Against all of the ways we are tempted to stay put, Jesus instead calls us to travel light and stay close. By staying close we will not have it easy, everything will not end up okay. Jesus, in our Gospel will soon be executed by the state not simply as a criminal, but as a rebel against the institutions of authority. Most of those who followed his call to “stay close” in those early days were persecuted, deprived of income, and cast out of their families. They stayed close to their Lord and that unsettled all the easy compromises of staying put, the little agreements and silences and injustices that keep the authorities in their palaces and the poor oppressed and the creation exploited.  

There are many through the ages who have chosen to stay close rather than stay put. Francis gave up the wealth and money and power of his family to embrace lepers in the street and live a life of humble penance. Theresa gave up a good marriage and Spanish estate to live a life of prayer and to teach daringly in an age of inquisition. Dietrich Bonhoeffer gave up the life of a celebrity scholar to live as a renegade pastor and die as a conspirator against the Nazis. The Episcopal priest Jonathan Daniels, a Harvard grad, gave up his life while shielding the body of 17-year-old Ruby Sales from a shotgun wielding sheriff's deputy in Selma, Alabama.

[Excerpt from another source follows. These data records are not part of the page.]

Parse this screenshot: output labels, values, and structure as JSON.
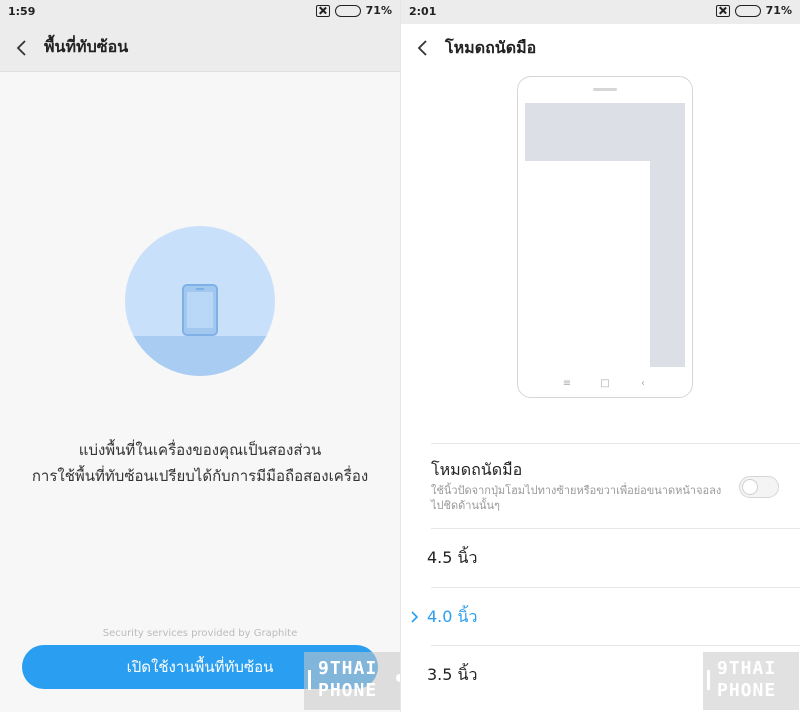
{
  "left_screen": {
    "status": {
      "time": "1:59",
      "battery": "71%",
      "battery_level": 0.71
    },
    "title": "พื้นที่ทับซ้อน",
    "description_line1": "แบ่งพื้นที่ในเครื่องของคุณเป็นสองส่วน",
    "description_line2": "การใช้พื้นที่ทับซ้อนเปรียบได้กับการมีมือถือสองเครื่อง",
    "provided_by": "Security services provided by Graphite",
    "enable_button": "เปิดใช้งานพื้นที่ทับซ้อน"
  },
  "right_screen": {
    "status": {
      "time": "2:01",
      "battery": "71%",
      "battery_level": 0.71
    },
    "title": "โหมดถนัดมือ",
    "setting": {
      "title": "โหมดถนัดมือ",
      "description": "ใช้นิ้วปัดจากปุ่มโฮมไปทางซ้ายหรือขวาเพื่อย่อขนาดหน้าจอลงไปชิดด้านนั้นๆ",
      "enabled": false
    },
    "phone_nav": {
      "menu": "≡",
      "home": "□",
      "back": "‹"
    },
    "sizes": [
      {
        "label": "4.5 นิ้ว",
        "selected": false
      },
      {
        "label": "4.0 นิ้ว",
        "selected": true
      },
      {
        "label": "3.5 นิ้ว",
        "selected": false
      }
    ]
  },
  "watermark": {
    "line1": "9THAI",
    "line2": "PHONE"
  },
  "colors": {
    "accent": "#2a9ef0",
    "circle": "#c9e0fa",
    "header": "#ececec"
  }
}
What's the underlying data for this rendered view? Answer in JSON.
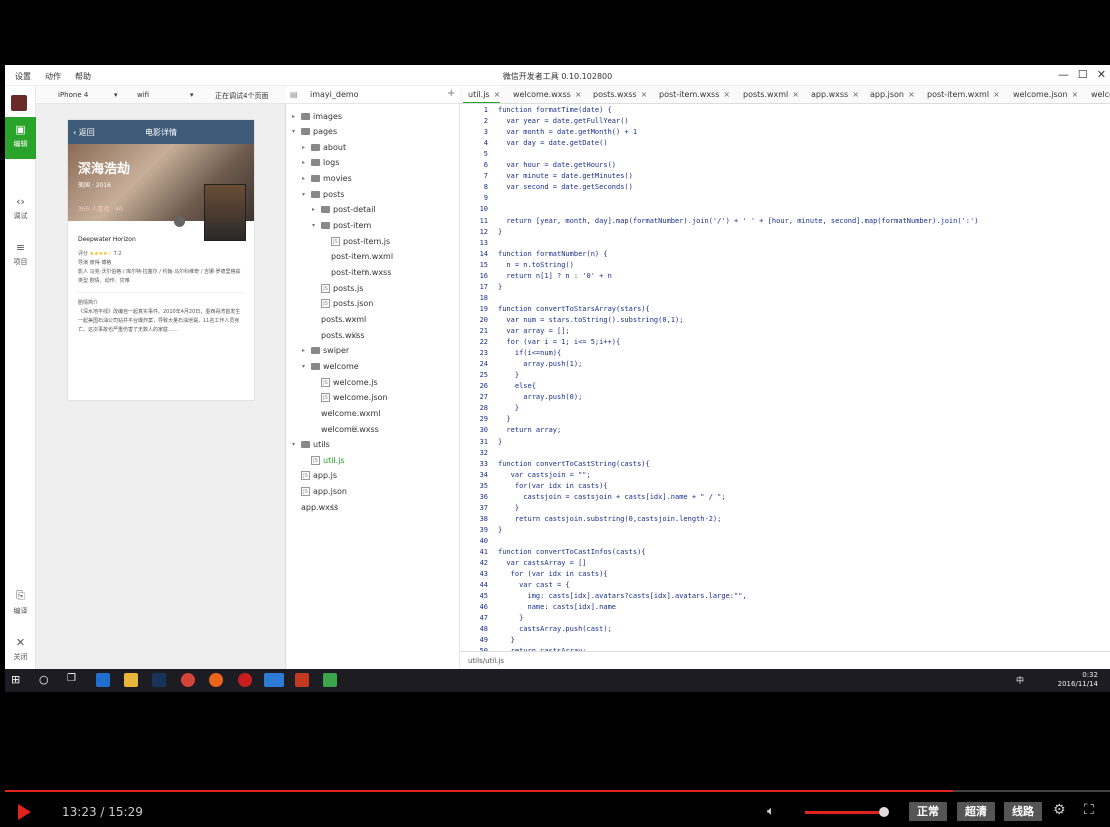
{
  "window": {
    "menu": [
      "设置",
      "动作",
      "帮助"
    ],
    "title": "微信开发者工具 0.10.102800"
  },
  "rail": [
    {
      "label": "编辑",
      "icon": "edit-icon",
      "active": true
    },
    {
      "label": "调试",
      "icon": "code-icon",
      "active": false
    },
    {
      "label": "项目",
      "icon": "list-icon",
      "active": false
    },
    {
      "label": "编译",
      "icon": "compile-icon",
      "active": false
    },
    {
      "label": "关闭",
      "icon": "close-icon",
      "active": false
    }
  ],
  "simulator": {
    "device": "iPhone 4",
    "network": "wifi",
    "status": "正在调试4个页面",
    "phone": {
      "nav_back": "返回",
      "nav_title": "电影详情",
      "movie_title": "深海浩劫",
      "meta": "美国 · 2016",
      "counts": "365 人喜欢 · 40",
      "original_title": "Deepwater Horizon",
      "rating_label": "评分",
      "rating": "7.2",
      "director_label": "导演",
      "director": "彼得·博格",
      "cast_label": "影人",
      "cast": "马克·沃尔伯格 / 库尔特·拉塞尔 / 约翰·马尔科维奇 / 吉娜·罗德里格兹",
      "genre_label": "类型",
      "genre": "剧情、动作、灾难",
      "summary_label": "剧情简介",
      "summary": "《深水地平线》改编自一起真实事件。2010年4月20日，墨西哥湾首发生一起美国石油公司钻井平台爆炸案，导致大量石油泄漏，11名工作人员身亡。这次事故也严重伤害了无数人的家庭……"
    }
  },
  "tree": {
    "project": "imayi_demo",
    "nodes": [
      {
        "label": "images",
        "kind": "folder",
        "depth": 0,
        "open": false
      },
      {
        "label": "pages",
        "kind": "folder",
        "depth": 0,
        "open": true
      },
      {
        "label": "about",
        "kind": "folder",
        "depth": 1,
        "open": false
      },
      {
        "label": "logs",
        "kind": "folder",
        "depth": 1,
        "open": false
      },
      {
        "label": "movies",
        "kind": "folder",
        "depth": 1,
        "open": false
      },
      {
        "label": "posts",
        "kind": "folder",
        "depth": 1,
        "open": true
      },
      {
        "label": "post-detail",
        "kind": "folder",
        "depth": 2,
        "open": false
      },
      {
        "label": "post-item",
        "kind": "folder",
        "depth": 2,
        "open": true
      },
      {
        "label": "post-item.js",
        "kind": "js",
        "depth": 3
      },
      {
        "label": "post-item.wxml",
        "kind": "code",
        "depth": 3
      },
      {
        "label": "post-item.wxss",
        "kind": "brace",
        "depth": 3
      },
      {
        "label": "posts.js",
        "kind": "js",
        "depth": 2
      },
      {
        "label": "posts.json",
        "kind": "js",
        "depth": 2
      },
      {
        "label": "posts.wxml",
        "kind": "code",
        "depth": 2
      },
      {
        "label": "posts.wxss",
        "kind": "brace",
        "depth": 2
      },
      {
        "label": "swiper",
        "kind": "folder",
        "depth": 1,
        "open": false
      },
      {
        "label": "welcome",
        "kind": "folder",
        "depth": 1,
        "open": true
      },
      {
        "label": "welcome.js",
        "kind": "js",
        "depth": 2
      },
      {
        "label": "welcome.json",
        "kind": "js",
        "depth": 2
      },
      {
        "label": "welcome.wxml",
        "kind": "code",
        "depth": 2
      },
      {
        "label": "welcome.wxss",
        "kind": "brace",
        "depth": 2
      },
      {
        "label": "utils",
        "kind": "folder",
        "depth": 0,
        "open": true
      },
      {
        "label": "util.js",
        "kind": "js",
        "depth": 1,
        "selected": true
      },
      {
        "label": "app.js",
        "kind": "js",
        "depth": 0
      },
      {
        "label": "app.json",
        "kind": "js",
        "depth": 0
      },
      {
        "label": "app.wxss",
        "kind": "brace",
        "depth": 0
      }
    ]
  },
  "tabs": [
    "util.js",
    "welcome.wxss",
    "posts.wxss",
    "post-item.wxss",
    "posts.wxml",
    "app.wxss",
    "app.json",
    "post-item.wxml",
    "welcome.json",
    "welco"
  ],
  "code_lines": [
    "function formatTime(date) {",
    "  var year = date.getFullYear()",
    "  var month = date.getMonth() + 1",
    "  var day = date.getDate()",
    "",
    "  var hour = date.getHours()",
    "  var minute = date.getMinutes()",
    "  var second = date.getSeconds()",
    "",
    "",
    "  return [year, month, day].map(formatNumber).join('/') + ' ' + [hour, minute, second].map(formatNumber).join(':')",
    "}",
    "",
    "function formatNumber(n) {",
    "  n = n.toString()",
    "  return n[1] ? n : '0' + n",
    "}",
    "",
    "function convertToStarsArray(stars){",
    "  var num = stars.toString().substring(0,1);",
    "  var array = [];",
    "  for (var i = 1; i<= 5;i++){",
    "    if(i<=num){",
    "      array.push(1);",
    "    }",
    "    else{",
    "      array.push(0);",
    "    }",
    "  }",
    "  return array;",
    "}",
    "",
    "function convertToCastString(casts){",
    "   var castsjoin = \"\";",
    "    for(var idx in casts){",
    "      castsjoin = castsjoin + casts[idx].name + \" / \";",
    "    }",
    "    return castsjoin.substring(0,castsjoin.length-2);",
    "}",
    "",
    "function convertToCastInfos(casts){",
    "  var castsArray = []",
    "   for (var idx in casts){",
    "     var cast = {",
    "       img: casts[idx].avatars?casts[idx].avatars.large:\"\",",
    "       name: casts[idx].name",
    "     }",
    "     castsArray.push(cast);",
    "   }",
    "   return castsArray;"
  ],
  "status_path": "utils/util.js",
  "taskbar": {
    "time": "0:32",
    "date": "2016/11/14",
    "tray": "中"
  },
  "player": {
    "time": "13:23 / 15:29",
    "progress": 0.858,
    "volume": 0.95,
    "buttons": [
      "正常",
      "超清",
      "线路"
    ]
  }
}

All of these could have stayed put but chose instead to stay close to Jesus.

And there are many other quieter modes by which disciples have stayed close in home and family and town, but never settled into staying put.  In their prayer, and their living, they are always ready to follow Jesus when he calls, like the sleeper cells of God’s kingdom waiting for the call to get up and go.

When life is going well for us in the world as it is, we must ask, are we staying close or are we staying put? Are we ready for the call of discipleship, the call to follow? Jesus is on the move--redeeming, reconciling, healing, loving in all the broken places of the world. He is setting up cell houses where people learn to worship God and care for creation and forgive one another in a world that says that success can be measured by money and accomplishment and that those worth listening to are the ones with the right accent and the best vocabulary. Jesus is training subversives who look around the room for the person sitting alone or the person who feels very out of place. Jesus is calling those who follow him to go to those on the borders and margins, to bring them in, to live in ways that would make the lonely, and isolated, and poor welcome among us.

But we can never know exactly where Jesus is leading us, because it would be so easy to set up a home base there and stay put and then we’d just have another false kingdom, another institution rather than the God who is always moving out in mission. What matters is staying close, keeping our eyes locked on Jesus up ahead and running our hardest to keep up. Where is he going in front of you? Amen.

Ragan Sutterfield